I like it that they enjoy coming here, that they feel comfortable and relaxed here and I'm obviously not completely embarrassing grin, but, arrrrrgggghhhh!

Right, no more Mrs Nice!

Tinklewinkle Tue 23-Jun-15 19:19:13

Sorry, x-posted again

She doesn't get loads of homework, she does some at lunchtime in the homework club, and they do some together after school.

She is doing it, I wasn't convinced so I checked.

reni1 Tue 23-Jun-15 19:20:29

I would think once a week and one or two sleepovers per month is OK, any more than this, no. You don't have friends over daily either.

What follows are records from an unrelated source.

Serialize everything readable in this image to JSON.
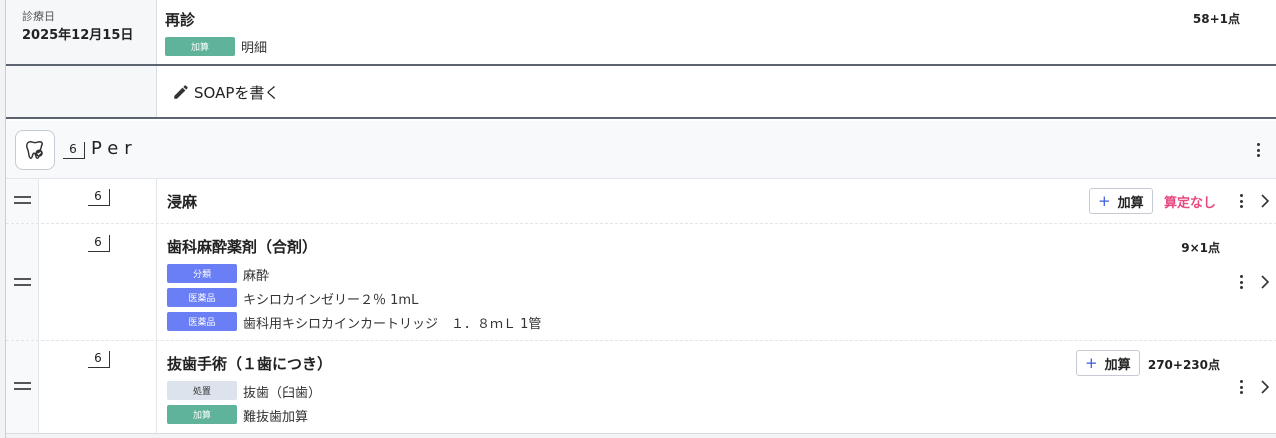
{
  "visit": {
    "date_label": "診療日",
    "date": "2025年12月15日",
    "title": "再診",
    "tag": "加算",
    "detail_link": "明細",
    "points": "58+1点"
  },
  "soap": {
    "button_label": "SOAPを書く",
    "icon": "pencil-icon"
  },
  "group": {
    "tooth_number": "6",
    "title": "Per",
    "icon": "tooth-icon"
  },
  "items": [
    {
      "tooth_number": "6",
      "title": "浸麻",
      "add_button": "加算",
      "status": "算定なし"
    },
    {
      "tooth_number": "6",
      "title": "歯科麻酔薬剤（合剤）",
      "points": "9×1点",
      "details": [
        {
          "tag": "分類",
          "text": "麻酔"
        },
        {
          "tag": "医薬品",
          "text": "キシロカインゼリー２％ 1mL"
        },
        {
          "tag": "医薬品",
          "text": "歯科用キシロカインカートリッジ　１．８ｍＬ 1管"
        }
      ]
    },
    {
      "tooth_number": "6",
      "title": "抜歯手術（１歯につき）",
      "add_button": "加算",
      "points": "270+230点",
      "details": [
        {
          "tag": "処置",
          "text": "抜歯（臼歯）"
        },
        {
          "tag": "加算",
          "text": "難抜歯加算"
        }
      ]
    }
  ],
  "colors": {
    "accent_blue": "#3b5bdb",
    "tag_green": "#5fb39a",
    "tag_blue": "#6a7ff5",
    "warning_pink": "#e64980"
  }
}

And the sitting room must be vacated if you want/ need it. Disney movies are off unless you have invited them for movie night.

Put your bathrobe on, curlers in, sit down and ask them about their day/ schoolwork, then put Antiques Roadshow on, that should clear the room grin .

DoreenLethal Tue 23-Jun-15 19:43:10

Crikey OP - just tell her how it's going to be!

And tell her friend no when she comes back. Or tell them they have to go out if they want to hang out together.

reni1 Tue 23-Jun-15 19:55:36

Oh and of course they cannot raid the kitchen at all, cup of tea, fine, anything else only if you have invited them for dinner

rollonthesummer Tue 23-Jun-15 19:59:56

This would drive me mad. It's only going to get worse unless you say something now.

sunseeker66 Tue 23-Jun-15 20:00:45

I would not have this at all, my dd is 13 and she knows friends are welcome but maybe once a week and the odd weekend.

My DP works long shifts and he would get extremely annoyed with this.

My DD is ok with this arrangement, she likes her own space too away from friends.

Join the discussion

Registering is free, easy, and means you can join in the discussion, watch threads, get discounts, win prizes and lots more.

Register now »

Already registered? Log in with: